Task brief:
Could you output the entries that follow exactly, omitting any pictures they contain?

Dataset entries:
********

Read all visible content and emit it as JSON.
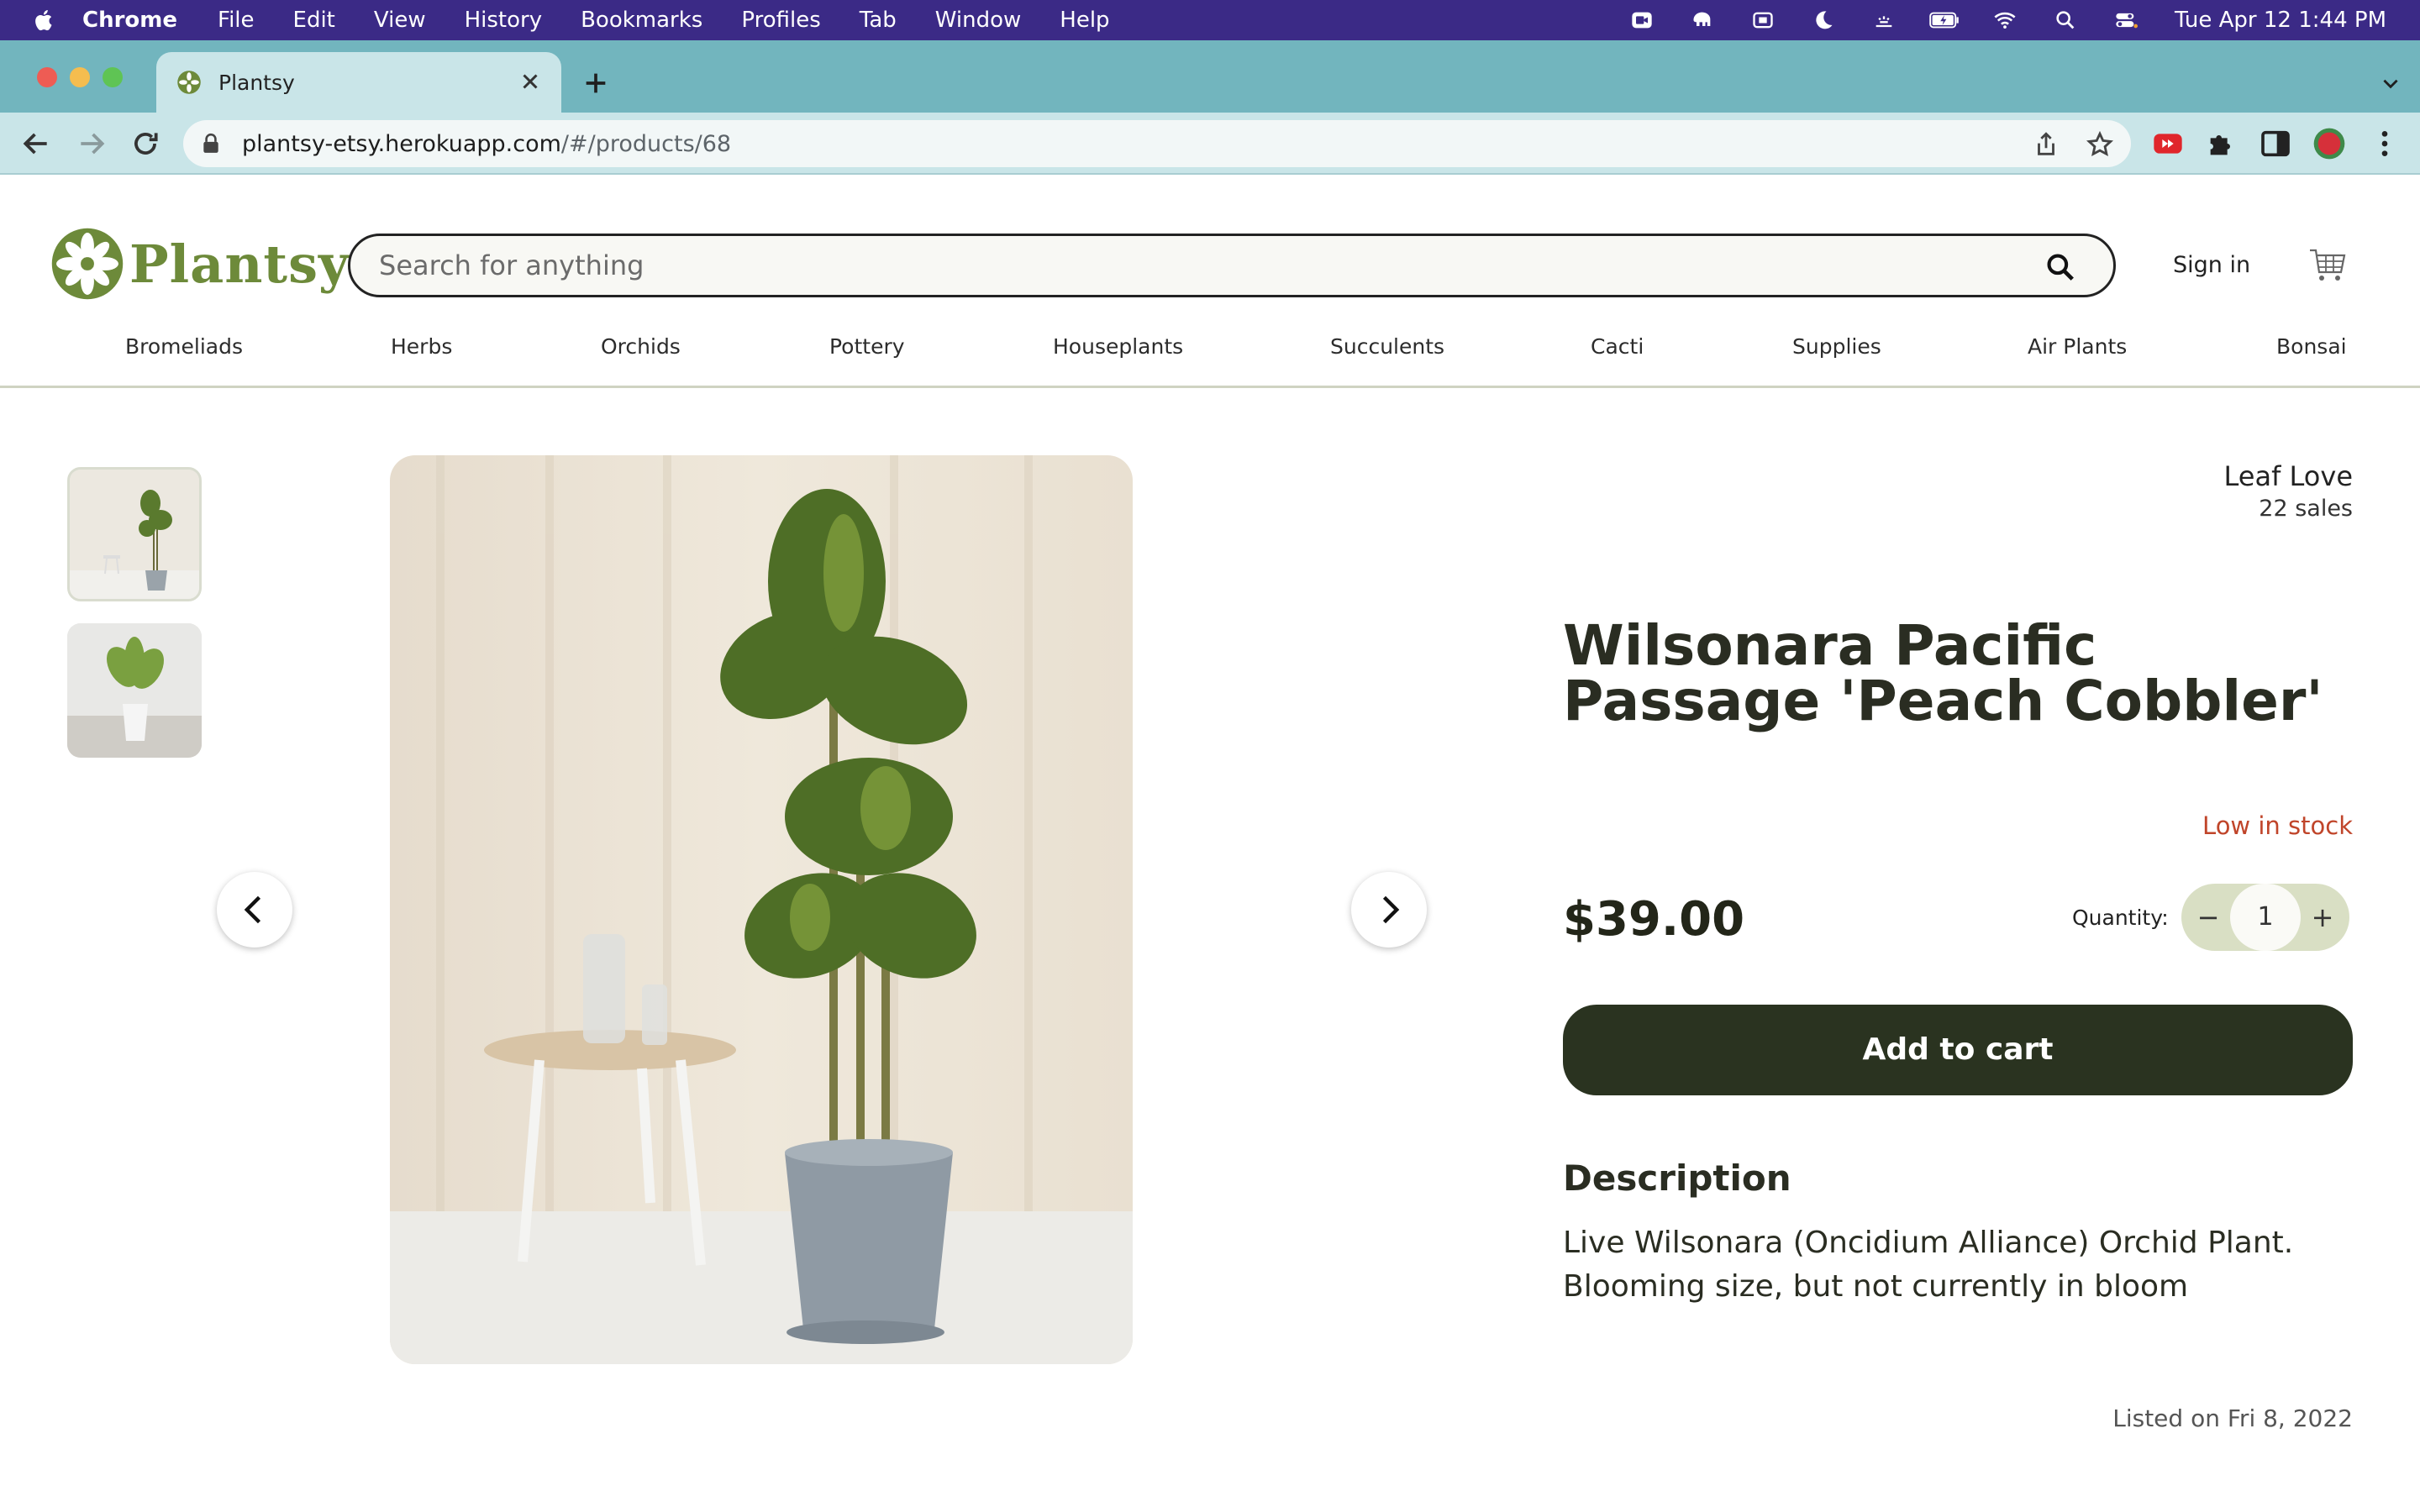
{
  "menubar": {
    "app_name": "Chrome",
    "items": [
      "File",
      "Edit",
      "View",
      "History",
      "Bookmarks",
      "Profiles",
      "Tab",
      "Window",
      "Help"
    ],
    "clock": "Tue Apr 12  1:44 PM"
  },
  "browser": {
    "tab_title": "Plantsy",
    "url_host": "plantsy-etsy.herokuapp.com",
    "url_path": "/#/products/68"
  },
  "site": {
    "logo_text": "Plantsy",
    "search_placeholder": "Search for anything",
    "signin_label": "Sign in",
    "categories": [
      "Bromeliads",
      "Herbs",
      "Orchids",
      "Pottery",
      "Houseplants",
      "Succulents",
      "Cacti",
      "Supplies",
      "Air Plants",
      "Bonsai"
    ]
  },
  "product": {
    "shop_name": "Leaf Love",
    "sales": "22 sales",
    "title": "Wilsonara Pacific Passage 'Peach Cobbler'",
    "stock_status": "Low in stock",
    "price": "$39.00",
    "quantity_label": "Quantity:",
    "quantity_value": "1",
    "quantity_minus": "−",
    "quantity_plus": "+",
    "add_to_cart_label": "Add to cart",
    "description_heading": "Description",
    "description": "Live Wilsonara (Oncidium Alliance) Orchid Plant. Blooming size, but not currently in bloom",
    "listed_on": "Listed on Fri 8, 2022"
  },
  "colors": {
    "menubar": "#3b2a86",
    "tabstrip": "#72b5be",
    "brand_green": "#6d8a3a",
    "button_dark": "#2a3320",
    "stock_warning": "#c0452a"
  }
}
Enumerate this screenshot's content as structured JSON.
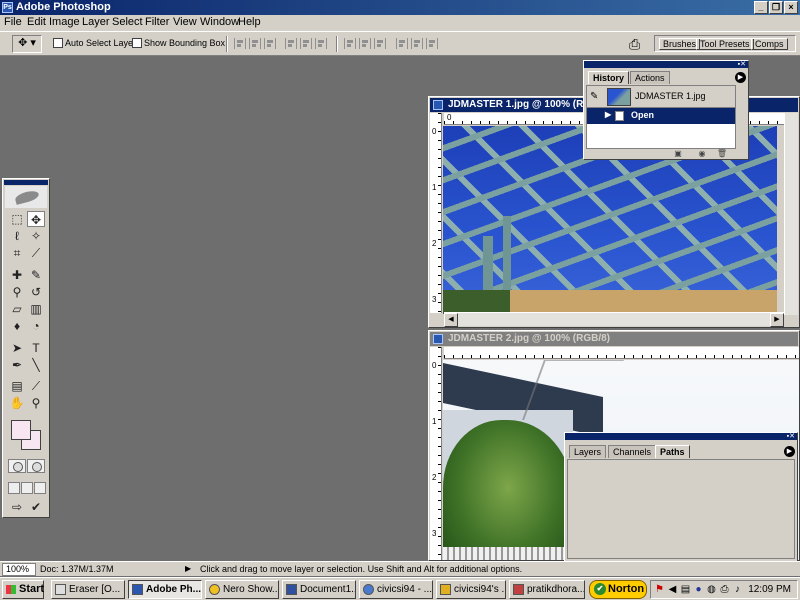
{
  "app": {
    "title": "Adobe Photoshop"
  },
  "window_controls": {
    "minimize": "_",
    "restore": "❐",
    "close": "×"
  },
  "menu": [
    "File",
    "Edit",
    "Image",
    "Layer",
    "Select",
    "Filter",
    "View",
    "Window",
    "Help"
  ],
  "options_bar": {
    "tool_icon": "move-tool-icon",
    "auto_select_label": "Auto Select Layer",
    "show_bounding_label": "Show Bounding Box",
    "auto_select_checked": false,
    "show_bounding_checked": false
  },
  "palette_well": {
    "tabs": [
      "Brushes",
      "Tool Presets",
      "Comps"
    ]
  },
  "toolbox": {
    "tools": [
      "marquee-tool-icon",
      "move-tool-icon",
      "lasso-tool-icon",
      "magic-wand-icon",
      "crop-tool-icon",
      "slice-tool-icon",
      "healing-brush-icon",
      "brush-tool-icon",
      "clone-stamp-icon",
      "history-brush-icon",
      "eraser-icon",
      "gradient-icon",
      "blur-icon",
      "dodge-icon",
      "path-select-icon",
      "type-tool-icon",
      "pen-tool-icon",
      "line-tool-icon",
      "notes-icon",
      "eyedropper-icon",
      "hand-tool-icon",
      "zoom-tool-icon"
    ],
    "foreground_color": "#f7e6f2",
    "background_color": "#f7e6f2"
  },
  "documents": [
    {
      "title": "JDMASTER 1.jpg @ 100% (RGB/8)",
      "title_visible": "JDMASTER 1.jpg @ 100% (RGB...",
      "active": true,
      "ruler_v": [
        "0",
        "1",
        "2",
        "3"
      ]
    },
    {
      "title": "JDMASTER 2.jpg @ 100% (RGB/8)",
      "active": false,
      "ruler_v": [
        "0",
        "1",
        "2",
        "3"
      ]
    }
  ],
  "history_panel": {
    "tabs": [
      "History",
      "Actions"
    ],
    "active_tab": "History",
    "snapshot": "JDMASTER 1.jpg",
    "steps": [
      "Open"
    ]
  },
  "layers_panel": {
    "tabs": [
      "Layers",
      "Channels",
      "Paths"
    ],
    "active_tab": "Paths"
  },
  "status_bar": {
    "zoom": "100%",
    "doc_info": "Doc: 1.37M/1.37M",
    "hint": "Click and drag to move layer or selection.  Use Shift and Alt for additional options."
  },
  "taskbar": {
    "start": "Start",
    "tasks": [
      {
        "label": "Eraser [O...",
        "active": false
      },
      {
        "label": "Adobe Ph...",
        "active": true
      },
      {
        "label": "Nero Show...",
        "active": false
      },
      {
        "label": "Document1...",
        "active": false
      },
      {
        "label": "civicsi94 - ...",
        "active": false
      },
      {
        "label": "civicsi94's ...",
        "active": false
      },
      {
        "label": "pratikdhora...",
        "active": false
      }
    ],
    "norton": "Norton",
    "clock": "12:09 PM"
  }
}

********

Response area:
Read all visible content and emit it as JSON.
{
  "menubar": {
    "app_name": "Chrome",
    "items": [
      "File",
      "Edit",
      "View",
      "History",
      "Bookmarks",
      "Profiles",
      "Tab",
      "Window",
      "Help"
    ],
    "clock": "Tue Apr 12  1:44 PM"
  },
  "browser": {
    "tab_title": "Plantsy",
    "url_host": "plantsy-etsy.herokuapp.com",
    "url_path": "/#/products/68"
  },
  "site": {
    "logo_text": "Plantsy",
    "search_placeholder": "Search for anything",
    "signin_label": "Sign in",
    "categories": [
      "Bromeliads",
      "Herbs",
      "Orchids",
      "Pottery",
      "Houseplants",
      "Succulents",
      "Cacti",
      "Supplies",
      "Air Plants",
      "Bonsai"
    ]
  },
  "product": {
    "shop_name": "Leaf Love",
    "sales": "22 sales",
    "title": "Wilsonara Pacific Passage 'Peach Cobbler'",
    "stock_status": "Low in stock",
    "price": "$39.00",
    "quantity_label": "Quantity:",
    "quantity_value": "1",
    "quantity_minus": "−",
    "quantity_plus": "+",
    "add_to_cart_label": "Add to cart",
    "description_heading": "Description",
    "description": "Live Wilsonara (Oncidium Alliance) Orchid Plant. Blooming size, but not currently in bloom",
    "listed_on": "Listed on Fri 8, 2022"
  },
  "colors": {
    "menubar": "#3b2a86",
    "tabstrip": "#72b5be",
    "brand_green": "#6d8a3a",
    "button_dark": "#2a3320",
    "stock_warning": "#c0452a"
  }
}
Enumerate this screenshot's content as structured JSON.
{
  "app": {
    "title": "Adobe Photoshop"
  },
  "window_controls": {
    "minimize": "_",
    "restore": "❐",
    "close": "×"
  },
  "menu": [
    "File",
    "Edit",
    "Image",
    "Layer",
    "Select",
    "Filter",
    "View",
    "Window",
    "Help"
  ],
  "options_bar": {
    "tool_icon": "move-tool-icon",
    "auto_select_label": "Auto Select Layer",
    "show_bounding_label": "Show Bounding Box",
    "auto_select_checked": false,
    "show_bounding_checked": false
  },
  "palette_well": {
    "tabs": [
      "Brushes",
      "Tool Presets",
      "Comps"
    ]
  },
  "toolbox": {
    "tools": [
      "marquee-tool-icon",
      "move-tool-icon",
      "lasso-tool-icon",
      "magic-wand-icon",
      "crop-tool-icon",
      "slice-tool-icon",
      "healing-brush-icon",
      "brush-tool-icon",
      "clone-stamp-icon",
      "history-brush-icon",
      "eraser-icon",
      "gradient-icon",
      "blur-icon",
      "dodge-icon",
      "path-select-icon",
      "type-tool-icon",
      "pen-tool-icon",
      "line-tool-icon",
      "notes-icon",
      "eyedropper-icon",
      "hand-tool-icon",
      "zoom-tool-icon"
    ],
    "foreground_color": "#f7e6f2",
    "background_color": "#f7e6f2"
  },
  "documents": [
    {
      "title": "JDMASTER 1.jpg @ 100% (RGB/8)",
      "title_visible": "JDMASTER 1.jpg @ 100% (RGB...",
      "active": true,
      "ruler_v": [
        "0",
        "1",
        "2",
        "3"
      ]
    },
    {
      "title": "JDMASTER 2.jpg @ 100% (RGB/8)",
      "active": false,
      "ruler_v": [
        "0",
        "1",
        "2",
        "3"
      ]
    }
  ],
  "history_panel": {
    "tabs": [
      "History",
      "Actions"
    ],
    "active_tab": "History",
    "snapshot": "JDMASTER 1.jpg",
    "steps": [
      "Open"
    ]
  },
  "layers_panel": {
    "tabs": [
      "Layers",
      "Channels",
      "Paths"
    ],
    "active_tab": "Paths"
  },
  "status_bar": {
    "zoom": "100%",
    "doc_info": "Doc: 1.37M/1.37M",
    "hint": "Click and drag to move layer or selection.  Use Shift and Alt for additional options."
  },
  "taskbar": {
    "start": "Start",
    "tasks": [
      {
        "label": "Eraser [O...",
        "active": false
      },
      {
        "label": "Adobe Ph...",
        "active": true
      },
      {
        "label": "Nero Show...",
        "active": false
      },
      {
        "label": "Document1...",
        "active": false
      },
      {
        "label": "civicsi94 - ...",
        "active": false
      },
      {
        "label": "civicsi94's ...",
        "active": false
      },
      {
        "label": "pratikdhora...",
        "active": false
      }
    ],
    "norton": "Norton",
    "clock": "12:09 PM"
  }
}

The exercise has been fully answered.